Europe’s biggest energy firm, EDF, fuelled concerns about keeping Britain’s lights on after it was forced into a backdoor rights issue and failed to commit to the UK’s biggest nuclear project.
Lacking energy: Amber Rudd’s plans for Hinkley Point C are heavily reliant on French giant EdF’s flagging financial strength (Picture: AFP/Getty Images/Paul Dallimore)
The UK’s energy future was left up in the air after EDF dodged a decision on Hinkley Point C, the planned nuclear plant which will provide 7% of Britain’s electricity and employ 25,000 people by 2025.
The French giant said the first phase of construction would launch “very soon”, but failed to commit to a timescale or confirm whether it had funding in place, casting doubt on the future of the project.
“Hinkley Point C is a strong project which is fully ready for a final investment decision and successful construction.

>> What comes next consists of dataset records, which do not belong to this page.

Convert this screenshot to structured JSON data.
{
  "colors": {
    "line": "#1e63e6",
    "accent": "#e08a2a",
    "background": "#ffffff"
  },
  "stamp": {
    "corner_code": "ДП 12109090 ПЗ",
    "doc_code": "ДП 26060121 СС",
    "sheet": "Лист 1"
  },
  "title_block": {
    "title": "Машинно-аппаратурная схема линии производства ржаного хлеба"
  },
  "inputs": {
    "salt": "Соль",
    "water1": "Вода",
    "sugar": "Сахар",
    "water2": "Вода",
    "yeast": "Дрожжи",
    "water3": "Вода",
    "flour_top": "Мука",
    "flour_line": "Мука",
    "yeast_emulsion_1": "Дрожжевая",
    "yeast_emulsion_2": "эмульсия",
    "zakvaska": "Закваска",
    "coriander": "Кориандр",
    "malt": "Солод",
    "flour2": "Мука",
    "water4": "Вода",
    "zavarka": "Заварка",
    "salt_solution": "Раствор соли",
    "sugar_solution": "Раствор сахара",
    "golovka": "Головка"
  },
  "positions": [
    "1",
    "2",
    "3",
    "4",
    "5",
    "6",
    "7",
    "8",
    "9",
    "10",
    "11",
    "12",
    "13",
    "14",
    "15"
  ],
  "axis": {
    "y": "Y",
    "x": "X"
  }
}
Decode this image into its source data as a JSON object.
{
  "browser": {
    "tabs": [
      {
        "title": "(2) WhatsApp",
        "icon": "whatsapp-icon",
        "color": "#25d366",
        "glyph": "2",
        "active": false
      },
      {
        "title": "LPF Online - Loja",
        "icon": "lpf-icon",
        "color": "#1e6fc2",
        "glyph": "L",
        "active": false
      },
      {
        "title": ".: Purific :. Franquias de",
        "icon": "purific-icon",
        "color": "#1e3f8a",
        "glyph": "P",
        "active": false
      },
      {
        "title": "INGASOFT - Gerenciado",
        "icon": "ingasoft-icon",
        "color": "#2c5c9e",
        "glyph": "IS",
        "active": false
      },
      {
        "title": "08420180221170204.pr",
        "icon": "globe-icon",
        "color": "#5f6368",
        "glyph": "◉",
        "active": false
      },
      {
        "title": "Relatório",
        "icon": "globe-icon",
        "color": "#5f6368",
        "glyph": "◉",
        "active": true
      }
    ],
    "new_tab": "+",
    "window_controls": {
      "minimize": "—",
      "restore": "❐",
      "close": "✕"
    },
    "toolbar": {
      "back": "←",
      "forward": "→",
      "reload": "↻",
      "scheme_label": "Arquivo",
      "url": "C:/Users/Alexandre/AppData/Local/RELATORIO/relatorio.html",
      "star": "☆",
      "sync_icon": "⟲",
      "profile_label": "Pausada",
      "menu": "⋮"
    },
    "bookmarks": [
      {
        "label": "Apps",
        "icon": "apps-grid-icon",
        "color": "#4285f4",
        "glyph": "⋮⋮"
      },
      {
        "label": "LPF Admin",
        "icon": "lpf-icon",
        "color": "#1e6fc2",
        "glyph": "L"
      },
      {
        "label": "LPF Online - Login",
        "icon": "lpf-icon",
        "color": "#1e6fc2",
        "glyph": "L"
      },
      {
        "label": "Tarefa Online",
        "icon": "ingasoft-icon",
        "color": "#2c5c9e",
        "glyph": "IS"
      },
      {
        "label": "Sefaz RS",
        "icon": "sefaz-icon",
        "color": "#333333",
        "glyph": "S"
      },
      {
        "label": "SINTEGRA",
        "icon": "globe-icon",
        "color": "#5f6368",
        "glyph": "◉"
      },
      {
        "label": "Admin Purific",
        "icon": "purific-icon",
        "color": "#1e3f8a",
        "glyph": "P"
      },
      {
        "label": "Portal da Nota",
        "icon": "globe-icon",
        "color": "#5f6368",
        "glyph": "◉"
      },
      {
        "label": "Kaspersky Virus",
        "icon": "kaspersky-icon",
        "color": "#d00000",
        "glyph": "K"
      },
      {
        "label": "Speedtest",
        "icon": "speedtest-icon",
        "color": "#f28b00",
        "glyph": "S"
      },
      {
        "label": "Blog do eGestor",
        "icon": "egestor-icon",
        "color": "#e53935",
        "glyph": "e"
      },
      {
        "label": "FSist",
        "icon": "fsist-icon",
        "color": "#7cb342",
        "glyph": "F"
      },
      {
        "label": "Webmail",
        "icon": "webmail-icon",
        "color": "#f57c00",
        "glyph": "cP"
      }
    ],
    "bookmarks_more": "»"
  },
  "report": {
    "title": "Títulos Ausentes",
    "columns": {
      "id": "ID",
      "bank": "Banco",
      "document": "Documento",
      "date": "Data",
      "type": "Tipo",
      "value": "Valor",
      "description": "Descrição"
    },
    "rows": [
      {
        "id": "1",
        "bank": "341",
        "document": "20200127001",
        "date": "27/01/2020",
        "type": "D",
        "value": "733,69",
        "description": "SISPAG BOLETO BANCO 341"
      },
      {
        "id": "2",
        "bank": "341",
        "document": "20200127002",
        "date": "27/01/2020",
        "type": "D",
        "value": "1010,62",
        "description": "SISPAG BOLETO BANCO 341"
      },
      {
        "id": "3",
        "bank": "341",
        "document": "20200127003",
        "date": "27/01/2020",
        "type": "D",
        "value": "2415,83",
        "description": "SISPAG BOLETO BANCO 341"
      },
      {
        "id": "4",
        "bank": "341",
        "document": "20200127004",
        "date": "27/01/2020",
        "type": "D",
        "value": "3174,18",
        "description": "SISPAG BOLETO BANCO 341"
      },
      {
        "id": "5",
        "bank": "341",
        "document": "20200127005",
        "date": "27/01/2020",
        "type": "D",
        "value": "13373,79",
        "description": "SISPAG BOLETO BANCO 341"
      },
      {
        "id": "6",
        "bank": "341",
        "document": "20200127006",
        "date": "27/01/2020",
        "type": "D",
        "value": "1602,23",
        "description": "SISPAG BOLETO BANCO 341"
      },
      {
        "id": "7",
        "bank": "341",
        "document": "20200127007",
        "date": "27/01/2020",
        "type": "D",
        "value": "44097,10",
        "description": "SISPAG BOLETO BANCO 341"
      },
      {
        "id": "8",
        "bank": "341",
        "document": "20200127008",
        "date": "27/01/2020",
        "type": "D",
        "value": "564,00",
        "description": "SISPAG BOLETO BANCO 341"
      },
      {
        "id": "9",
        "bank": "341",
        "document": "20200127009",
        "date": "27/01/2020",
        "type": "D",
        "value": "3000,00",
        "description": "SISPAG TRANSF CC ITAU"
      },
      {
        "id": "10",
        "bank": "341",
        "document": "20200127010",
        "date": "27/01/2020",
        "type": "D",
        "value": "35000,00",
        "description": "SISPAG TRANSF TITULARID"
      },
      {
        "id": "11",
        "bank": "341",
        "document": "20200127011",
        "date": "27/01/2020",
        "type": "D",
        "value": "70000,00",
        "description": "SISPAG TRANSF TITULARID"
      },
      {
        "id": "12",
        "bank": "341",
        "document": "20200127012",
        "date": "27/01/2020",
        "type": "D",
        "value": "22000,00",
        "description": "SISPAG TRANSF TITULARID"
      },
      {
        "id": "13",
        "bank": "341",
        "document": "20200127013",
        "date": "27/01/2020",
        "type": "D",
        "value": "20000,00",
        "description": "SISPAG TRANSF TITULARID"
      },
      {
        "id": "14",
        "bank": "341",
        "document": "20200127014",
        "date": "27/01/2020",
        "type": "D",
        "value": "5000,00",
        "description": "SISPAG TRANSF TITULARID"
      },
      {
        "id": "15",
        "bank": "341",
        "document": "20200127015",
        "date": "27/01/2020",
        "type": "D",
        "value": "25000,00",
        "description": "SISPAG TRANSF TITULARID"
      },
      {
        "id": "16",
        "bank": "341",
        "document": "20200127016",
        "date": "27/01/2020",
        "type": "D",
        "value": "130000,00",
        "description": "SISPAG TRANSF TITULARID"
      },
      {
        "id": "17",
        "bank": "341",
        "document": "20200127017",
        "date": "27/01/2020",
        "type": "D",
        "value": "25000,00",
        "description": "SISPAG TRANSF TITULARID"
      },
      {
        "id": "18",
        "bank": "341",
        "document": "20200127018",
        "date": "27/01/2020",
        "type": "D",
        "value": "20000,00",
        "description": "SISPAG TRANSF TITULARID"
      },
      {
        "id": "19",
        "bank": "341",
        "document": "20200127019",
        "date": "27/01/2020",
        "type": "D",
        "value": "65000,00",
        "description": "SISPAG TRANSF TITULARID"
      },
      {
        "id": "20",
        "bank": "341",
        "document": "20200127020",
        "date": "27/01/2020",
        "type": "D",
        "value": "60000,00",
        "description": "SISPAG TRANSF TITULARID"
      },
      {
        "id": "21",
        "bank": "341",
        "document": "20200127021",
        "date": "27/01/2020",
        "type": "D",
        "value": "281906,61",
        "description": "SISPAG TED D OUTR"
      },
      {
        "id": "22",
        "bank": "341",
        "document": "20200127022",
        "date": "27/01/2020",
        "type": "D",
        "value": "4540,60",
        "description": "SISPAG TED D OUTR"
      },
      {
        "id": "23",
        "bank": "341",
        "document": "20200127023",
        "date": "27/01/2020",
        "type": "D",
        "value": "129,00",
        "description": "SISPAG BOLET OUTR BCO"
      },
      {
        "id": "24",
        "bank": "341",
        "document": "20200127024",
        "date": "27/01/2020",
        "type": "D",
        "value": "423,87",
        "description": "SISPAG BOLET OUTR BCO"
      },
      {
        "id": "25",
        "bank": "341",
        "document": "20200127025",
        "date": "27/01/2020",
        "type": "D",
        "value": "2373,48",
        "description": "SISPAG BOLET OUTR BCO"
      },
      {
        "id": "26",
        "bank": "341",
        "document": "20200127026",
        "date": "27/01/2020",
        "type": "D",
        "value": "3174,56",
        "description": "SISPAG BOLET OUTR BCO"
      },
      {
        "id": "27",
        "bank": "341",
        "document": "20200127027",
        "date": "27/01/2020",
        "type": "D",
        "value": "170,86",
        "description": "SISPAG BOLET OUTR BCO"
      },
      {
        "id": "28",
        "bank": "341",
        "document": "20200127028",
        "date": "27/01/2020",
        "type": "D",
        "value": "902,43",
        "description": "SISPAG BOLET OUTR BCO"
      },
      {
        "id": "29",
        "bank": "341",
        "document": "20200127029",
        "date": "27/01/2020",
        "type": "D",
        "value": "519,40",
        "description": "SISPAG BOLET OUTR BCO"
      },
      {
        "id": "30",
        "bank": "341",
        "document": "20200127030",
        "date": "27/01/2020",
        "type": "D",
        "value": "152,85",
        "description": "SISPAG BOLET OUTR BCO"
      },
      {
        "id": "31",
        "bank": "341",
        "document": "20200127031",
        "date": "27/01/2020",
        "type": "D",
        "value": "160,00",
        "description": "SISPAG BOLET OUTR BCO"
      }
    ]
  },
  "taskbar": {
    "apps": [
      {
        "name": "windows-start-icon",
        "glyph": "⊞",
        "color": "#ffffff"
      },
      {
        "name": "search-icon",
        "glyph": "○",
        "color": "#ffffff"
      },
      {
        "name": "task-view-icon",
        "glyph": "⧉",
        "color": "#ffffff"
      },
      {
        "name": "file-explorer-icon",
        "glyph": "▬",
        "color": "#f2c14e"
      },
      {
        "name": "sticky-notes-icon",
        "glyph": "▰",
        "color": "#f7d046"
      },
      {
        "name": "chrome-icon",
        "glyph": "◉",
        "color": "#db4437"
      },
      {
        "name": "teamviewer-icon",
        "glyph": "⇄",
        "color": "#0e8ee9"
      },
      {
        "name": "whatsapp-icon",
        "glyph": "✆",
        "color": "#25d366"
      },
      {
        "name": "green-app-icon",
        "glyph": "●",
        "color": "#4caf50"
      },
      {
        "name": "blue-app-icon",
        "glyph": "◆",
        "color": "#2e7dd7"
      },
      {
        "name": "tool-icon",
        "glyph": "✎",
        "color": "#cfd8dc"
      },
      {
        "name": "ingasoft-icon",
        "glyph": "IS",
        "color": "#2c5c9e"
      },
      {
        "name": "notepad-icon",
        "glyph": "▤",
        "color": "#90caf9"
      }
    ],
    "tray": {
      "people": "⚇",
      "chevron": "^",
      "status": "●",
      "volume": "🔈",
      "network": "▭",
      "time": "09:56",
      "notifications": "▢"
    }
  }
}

Final steps are well in hand to enable the full construction phase to be launched very soon,” it said.
Prime Minister David Cameron has been trying to smooth through the £18 billion construction costs of the plant in Somerset by wooing Chinese investors to back the project.